The Ford Super High Output (SHO) V8 engine was designed and built by Ford Motor Company in conjunction with Yamaha Motor Corporation for use in the 1996 Ford Taurus SHO.
With dynamic performance, one thing that is the most important for long-haul truck drivers is how much these pickup trucks can tow. The Ford F-150 offers an impressive towing capacity of up to 14,000 lbs (6,350 kg), whereas the Ram 1500 embraces a maximum towing capacity of only 12,750 lbs (5,783 kg).
Which engine is better for towing? In recent years, V6 engines have seen major advances in power, torque, gas mileage, and towing capacity. However, a V8 is likely the smarter choice if you often tow and haul heavy loads, especially if the V6 truck you're considering doesn't offer a turbocharged or diesel engine option.
Typically, the bigger the towing job, the larger the displacement engine you will need. Towing puts a lot of stress on the machine so that more torque will reduce wear and tear on the vehicle [source: Sunrise Trailer Sales].

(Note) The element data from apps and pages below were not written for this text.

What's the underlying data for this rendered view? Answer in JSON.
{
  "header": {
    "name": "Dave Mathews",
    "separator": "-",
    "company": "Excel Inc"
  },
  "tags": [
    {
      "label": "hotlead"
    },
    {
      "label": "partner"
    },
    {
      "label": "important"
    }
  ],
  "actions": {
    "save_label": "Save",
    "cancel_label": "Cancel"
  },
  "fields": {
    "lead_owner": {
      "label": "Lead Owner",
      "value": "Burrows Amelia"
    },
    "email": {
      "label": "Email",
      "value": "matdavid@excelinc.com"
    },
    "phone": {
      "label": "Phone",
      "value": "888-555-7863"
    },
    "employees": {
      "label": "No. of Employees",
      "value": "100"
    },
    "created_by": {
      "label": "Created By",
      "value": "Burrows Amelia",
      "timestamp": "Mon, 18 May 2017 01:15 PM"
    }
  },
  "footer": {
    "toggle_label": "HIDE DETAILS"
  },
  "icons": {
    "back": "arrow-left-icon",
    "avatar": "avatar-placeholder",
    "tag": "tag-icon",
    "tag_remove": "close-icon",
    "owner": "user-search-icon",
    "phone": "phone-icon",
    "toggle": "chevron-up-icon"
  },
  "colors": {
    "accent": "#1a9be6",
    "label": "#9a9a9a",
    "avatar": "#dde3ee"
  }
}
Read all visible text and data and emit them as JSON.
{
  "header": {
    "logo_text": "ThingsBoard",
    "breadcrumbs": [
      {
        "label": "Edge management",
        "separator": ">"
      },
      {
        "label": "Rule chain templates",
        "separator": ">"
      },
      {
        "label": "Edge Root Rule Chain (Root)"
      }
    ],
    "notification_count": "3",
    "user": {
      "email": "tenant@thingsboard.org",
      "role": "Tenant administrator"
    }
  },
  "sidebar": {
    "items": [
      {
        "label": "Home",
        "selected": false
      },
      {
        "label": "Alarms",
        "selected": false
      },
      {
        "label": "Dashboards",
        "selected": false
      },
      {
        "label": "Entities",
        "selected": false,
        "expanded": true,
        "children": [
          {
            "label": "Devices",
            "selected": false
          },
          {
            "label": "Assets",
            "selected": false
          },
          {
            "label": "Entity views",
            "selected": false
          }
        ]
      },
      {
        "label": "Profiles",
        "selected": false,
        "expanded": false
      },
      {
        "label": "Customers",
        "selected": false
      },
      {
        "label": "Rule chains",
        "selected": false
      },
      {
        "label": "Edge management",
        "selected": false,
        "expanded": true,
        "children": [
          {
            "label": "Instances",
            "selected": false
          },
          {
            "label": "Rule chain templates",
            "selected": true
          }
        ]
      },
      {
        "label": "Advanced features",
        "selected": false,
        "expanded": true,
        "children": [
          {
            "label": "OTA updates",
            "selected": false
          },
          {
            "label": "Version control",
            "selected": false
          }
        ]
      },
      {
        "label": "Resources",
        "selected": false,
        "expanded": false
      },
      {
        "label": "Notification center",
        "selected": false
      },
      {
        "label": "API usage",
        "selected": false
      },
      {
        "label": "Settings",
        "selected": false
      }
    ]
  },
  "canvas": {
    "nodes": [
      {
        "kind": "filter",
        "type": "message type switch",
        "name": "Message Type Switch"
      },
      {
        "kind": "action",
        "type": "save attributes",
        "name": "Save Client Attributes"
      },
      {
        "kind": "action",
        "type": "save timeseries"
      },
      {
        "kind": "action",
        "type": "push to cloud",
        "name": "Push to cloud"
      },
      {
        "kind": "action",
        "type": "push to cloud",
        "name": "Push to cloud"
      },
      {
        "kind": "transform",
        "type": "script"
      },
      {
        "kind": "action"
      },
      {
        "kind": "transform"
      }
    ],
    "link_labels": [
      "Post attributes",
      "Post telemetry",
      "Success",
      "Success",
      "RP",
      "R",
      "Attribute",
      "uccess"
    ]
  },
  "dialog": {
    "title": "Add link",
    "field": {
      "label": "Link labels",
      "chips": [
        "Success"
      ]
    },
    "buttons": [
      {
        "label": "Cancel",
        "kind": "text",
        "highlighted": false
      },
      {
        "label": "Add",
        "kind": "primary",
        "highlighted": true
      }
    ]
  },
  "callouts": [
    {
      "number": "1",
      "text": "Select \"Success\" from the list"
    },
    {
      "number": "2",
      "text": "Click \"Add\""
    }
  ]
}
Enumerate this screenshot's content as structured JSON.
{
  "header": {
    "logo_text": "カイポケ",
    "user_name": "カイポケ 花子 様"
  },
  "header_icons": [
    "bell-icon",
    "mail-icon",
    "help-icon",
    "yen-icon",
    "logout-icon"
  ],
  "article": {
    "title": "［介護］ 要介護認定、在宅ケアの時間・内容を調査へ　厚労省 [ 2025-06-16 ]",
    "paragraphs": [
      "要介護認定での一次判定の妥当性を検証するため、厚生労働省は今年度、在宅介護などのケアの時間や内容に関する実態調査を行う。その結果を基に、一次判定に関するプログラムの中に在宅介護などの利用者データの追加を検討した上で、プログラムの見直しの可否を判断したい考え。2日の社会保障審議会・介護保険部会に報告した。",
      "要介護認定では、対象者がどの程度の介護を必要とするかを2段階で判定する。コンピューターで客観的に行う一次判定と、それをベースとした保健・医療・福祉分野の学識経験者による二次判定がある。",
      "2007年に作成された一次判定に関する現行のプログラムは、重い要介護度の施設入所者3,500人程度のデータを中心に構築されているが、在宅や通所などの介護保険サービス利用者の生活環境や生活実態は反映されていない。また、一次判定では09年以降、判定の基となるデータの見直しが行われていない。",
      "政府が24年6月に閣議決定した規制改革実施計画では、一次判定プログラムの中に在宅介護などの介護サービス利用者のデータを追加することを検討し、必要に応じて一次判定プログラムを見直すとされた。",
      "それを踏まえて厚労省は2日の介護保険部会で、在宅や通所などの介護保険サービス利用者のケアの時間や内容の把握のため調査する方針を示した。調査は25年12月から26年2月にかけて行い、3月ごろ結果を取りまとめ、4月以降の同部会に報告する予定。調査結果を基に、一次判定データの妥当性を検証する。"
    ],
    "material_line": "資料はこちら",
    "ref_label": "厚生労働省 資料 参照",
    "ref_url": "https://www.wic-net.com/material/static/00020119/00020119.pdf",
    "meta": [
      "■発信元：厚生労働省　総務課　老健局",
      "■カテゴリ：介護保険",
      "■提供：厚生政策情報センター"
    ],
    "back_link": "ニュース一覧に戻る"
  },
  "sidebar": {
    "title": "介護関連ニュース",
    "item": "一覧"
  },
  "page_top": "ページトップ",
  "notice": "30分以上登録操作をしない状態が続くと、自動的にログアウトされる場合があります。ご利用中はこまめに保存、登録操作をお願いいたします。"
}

In a truck, that energy is your fuel, so a heavier load will mean you are getting a lower fuel economy. Estimates say that every 100 lbs of extra weight in a truck decreases its fuel economy by two percent. So, it's not hard to imagine that towing a large trailer will create a much larger drop in your fuel economy.
Exceeding what your vehicle is designed to tow can strain your engine and transmission, accelerate brake wear, damage your tires and even warp your chassis. This could in turn trigger catastrophic failure while driving and could lead to property damage or serious injury.
Towing causes additional strain on your vehicle, from the engine to your brakes. So, it will slowly wear on your engine over time, no matter your vehicle or trailer. However, some big things will lead to faster wear and more substantial damage.
Diesel produce considerably more torque (pulling power) than their petrol counterparts, which makes them good engines for towing or carrying heavy loads – ie: seven occupants – regularly.